*** Given entries ***

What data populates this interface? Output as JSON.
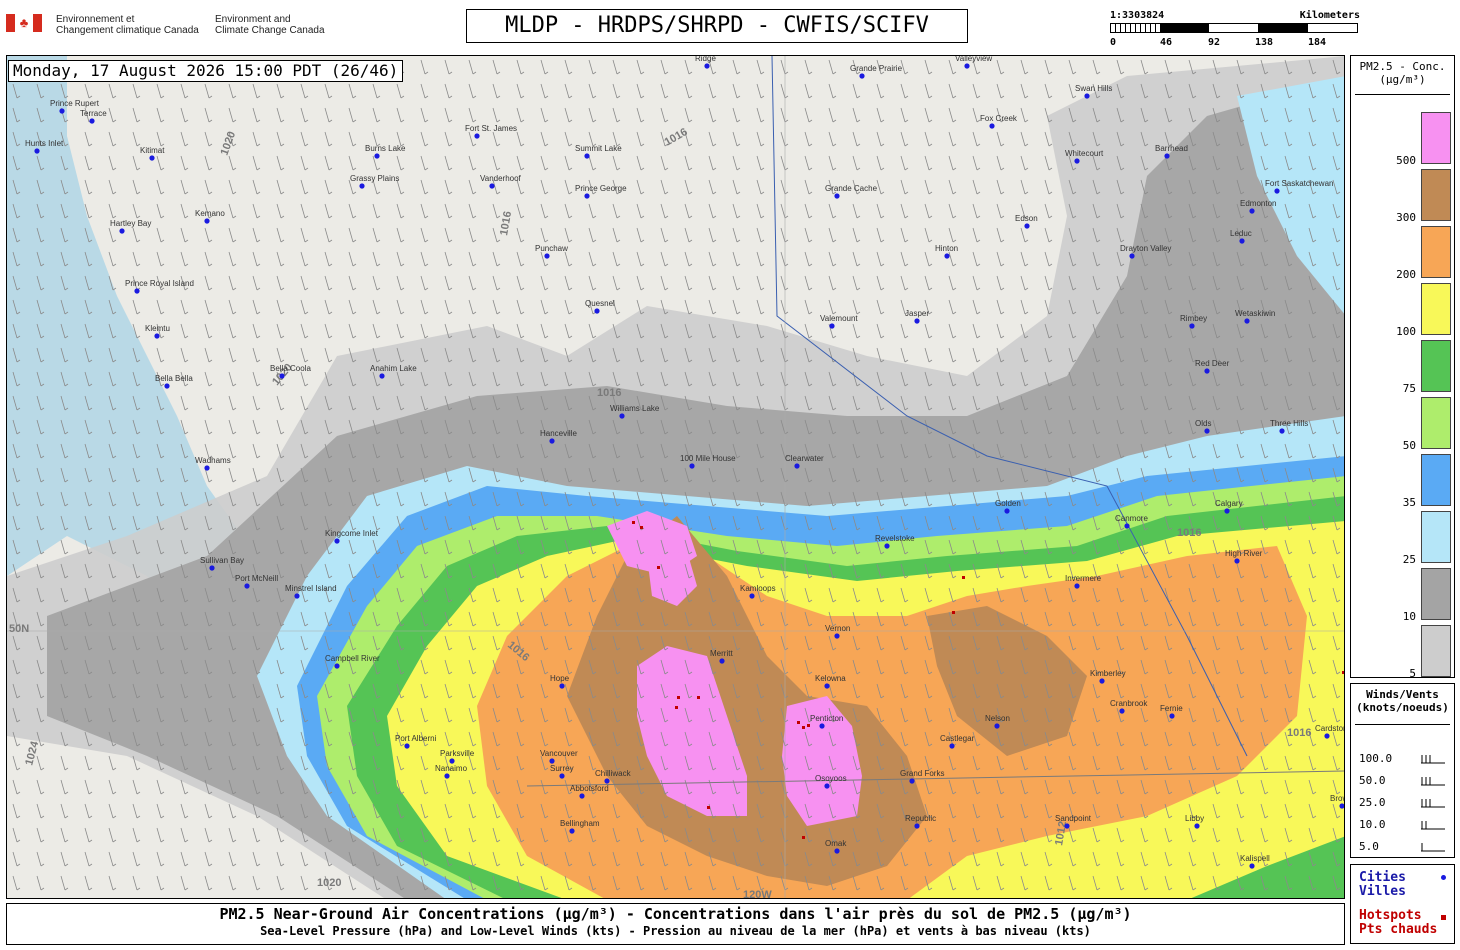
{
  "header": {
    "dept_fr_line1": "Environnement et",
    "dept_fr_line2": "Changement climatique Canada",
    "dept_en_line1": "Environment and",
    "dept_en_line2": "Climate Change Canada",
    "title": "MLDP - HRDPS/SHRPD - CWFIS/SCIFV"
  },
  "scalebar": {
    "ratio": "1:3303824",
    "units": "Kilometers",
    "ticks": [
      "0",
      "46",
      "92",
      "138",
      "184"
    ]
  },
  "map": {
    "datetime": "Monday, 17 August 2026 15:00 PDT (26/46)",
    "graticule_labels": [
      "50N",
      "120W"
    ],
    "isobars": [
      "1016",
      "1020",
      "1012",
      "1024"
    ],
    "cities": [
      "Prince Rupert",
      "Terrace",
      "Hunts Inlet",
      "Kitimat",
      "Hartley Bay",
      "Kemano",
      "Prince Royal Island",
      "Klemtu",
      "Bella Bella",
      "Bella Coola",
      "Wadhams",
      "Port McNeill",
      "Sullivan Bay",
      "Minstrel Island",
      "Kingcome Inlet",
      "Campbell River",
      "Port Alberni",
      "Parksville",
      "Nanaimo",
      "Vancouver",
      "Surrey",
      "Bellingham",
      "Chilliwack",
      "Abbotsford",
      "Hope",
      "Fort St. James",
      "Burns Lake",
      "Grassy Plains",
      "Vanderhoof",
      "Summit Lake",
      "Prince George",
      "Punchaw",
      "Quesnel",
      "Anahim Lake",
      "Williams Lake",
      "100 Mile House",
      "Hanceville",
      "Clearwater",
      "Kamloops",
      "Merritt",
      "Kelowna",
      "Penticton",
      "Osoyoos",
      "Vernon",
      "Revelstoke",
      "Nelson",
      "Castlegar",
      "Grand Forks",
      "Cranbrook",
      "Kimberley",
      "Fernie",
      "Golden",
      "Invermere",
      "Calgary",
      "High River",
      "Edmonton",
      "Edson",
      "Hinton",
      "Jasper",
      "Valemount",
      "Grande Cache",
      "Grande Prairie",
      "Valleyview",
      "Swan Hills",
      "Fox Creek",
      "Whitecourt",
      "Barrhead",
      "Fort Saskatchewan",
      "Leduc",
      "Wetaskiwin",
      "Drayton Valley",
      "Rimbey",
      "Red Deer",
      "Olds",
      "Three Hills",
      "Canmore",
      "Omak",
      "Republic",
      "Sandpoint",
      "Libby",
      "Kalispell",
      "Browning",
      "Cardston",
      "Ridge"
    ]
  },
  "legend_conc": {
    "title_line1": "PM2.5 - Conc.",
    "title_line2": "(µg/m³)",
    "levels": [
      {
        "label": "500",
        "color": "#f791f1"
      },
      {
        "label": "300",
        "color": "#c08a55"
      },
      {
        "label": "200",
        "color": "#f7a656"
      },
      {
        "label": "100",
        "color": "#f8f859"
      },
      {
        "label": "75",
        "color": "#55c455"
      },
      {
        "label": "50",
        "color": "#aeed6c"
      },
      {
        "label": "35",
        "color": "#5aaaf4"
      },
      {
        "label": "25",
        "color": "#b5e6f8"
      },
      {
        "label": "10",
        "color": "#a4a4a4"
      },
      {
        "label": "5",
        "color": "#cdcdcd"
      }
    ]
  },
  "legend_winds": {
    "title_line1": "Winds/Vents",
    "title_line2": "(knots/noeuds)",
    "speeds": [
      "100.0",
      "50.0",
      "25.0",
      "10.0",
      "5.0"
    ]
  },
  "legend_cities": {
    "cities_en": "Cities",
    "cities_fr": "Villes",
    "hotspots_en": "Hotspots",
    "hotspots_fr": "Pts chauds"
  },
  "footer": {
    "line1": "PM2.5 Near-Ground Air Concentrations (µg/m³) - Concentrations dans l'air près du sol de PM2.5 (µg/m³)",
    "line2": "Sea-Level Pressure (hPa) and Low-Level Winds (kts) - Pression au niveau de la mer (hPa) et vents à bas niveau (kts)"
  }
}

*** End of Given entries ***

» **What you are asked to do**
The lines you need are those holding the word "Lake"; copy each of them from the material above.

» **Response to the task**
      "Burns Lake",
      "Summit Lake",
      "Anahim Lake",
      "Williams Lake",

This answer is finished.